Frederick Kiesler (1890 – 1965)
Frederick Kiesler first gained recognition in 1925 when he designed City in Space. It was a large grid like construction for the International Exposition of Decorative Arts in Paris. “Its straight lines and flat planes joined at right angles embodied the utopian belief that simple geometric forms in art would help facilitate a more rational and egalitarian society.”
A hanging suspension of space really does exploit steel construction. It is panels suspended and beams without supports…Kiesler described it as “…System of tension in open space”. Through this exhibition Kiesler was able to express his ideas on ‘mega city’ visionary:
“The country city: the division of city and country will be abolished
The time city: time is the measure of organisation of its space
The space city: it floats freely in space in a de-centralised federation
dictated by the ground formation
The automatic city: the processes of daily life are mechanised.
[…] we want:
1. Transformation of the surrounding area of space into cities.
2. Liberation from the ground, abolition of the static axis.
3. No walls, no foundations.
4. A system of spans (tension) in free space.
5. Creation of new kinds of living, and, through them, the demands which will remould society.”
[From: Frederick Kiesler, Vitalbau-Raumstadt-Funktionelle Architektur, typescript]
Maison De Verre 1928 – 1932
Maison De Verre was designed by three architects, Pierre Chareau who was known for furniture and interior design, Bernard Bijvoet, an Dutch architect and Louis Dalbet who was a craftsman metalworker. What is most striking about this house is the facade and the material choice. It is very dominantly made up of translucent glass blocks, seemingly stacked up upon one another forming the a wall. Of course some selected areas are just clear.
The location of this site, what that of between structures which did block natural light which is why the facade transparency is to this degree. Orriginally, the building which stood before was a much older building which was initially meant to be destroyed, however there was already an occupying tenant living on the top floor. So it was in the best interest of all parties to completely demolish the bottom floors to create the Maison De Verre whilst simultaneously keeping the top floor in tact. This is another story I find really interesting!!

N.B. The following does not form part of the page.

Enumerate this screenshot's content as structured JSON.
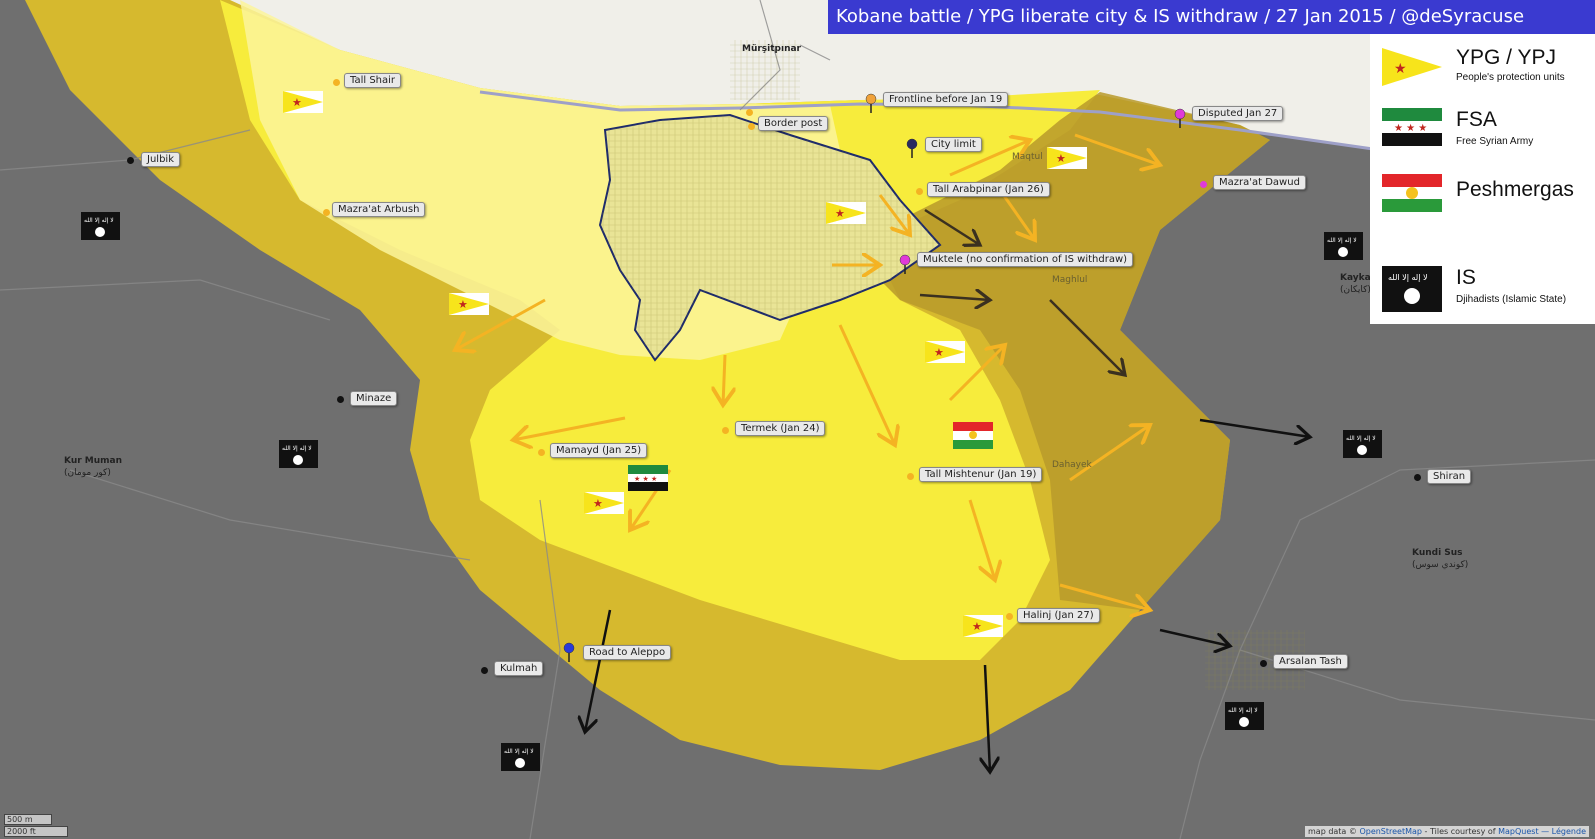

On the interior, it is spatially divided up with the use of sliding, folding or rotating screens in glass, perforated metal. This is seen below in the photograph where a concrete sliding door seperates the living space to the domestic study. There is somethings quite mechanical about these materials, and with this we start to get a sense of the technical aspects to the house. Other mechanical devices, as they can only be described, are features such as, a retracting stair from the private sitting room to the elderly tennant’s, Dalsace’s bedroom and many complex fixtures.
One things that I truly find ironically quite tasteful is the fact that the materials are raw. In the sense that they are not plastered over, or have any varnishings or finishing touches applied to them, they just are what they are… and maybe this is what gives them a real industrial feel…? I feel this peice of architecture really celebrates this feature.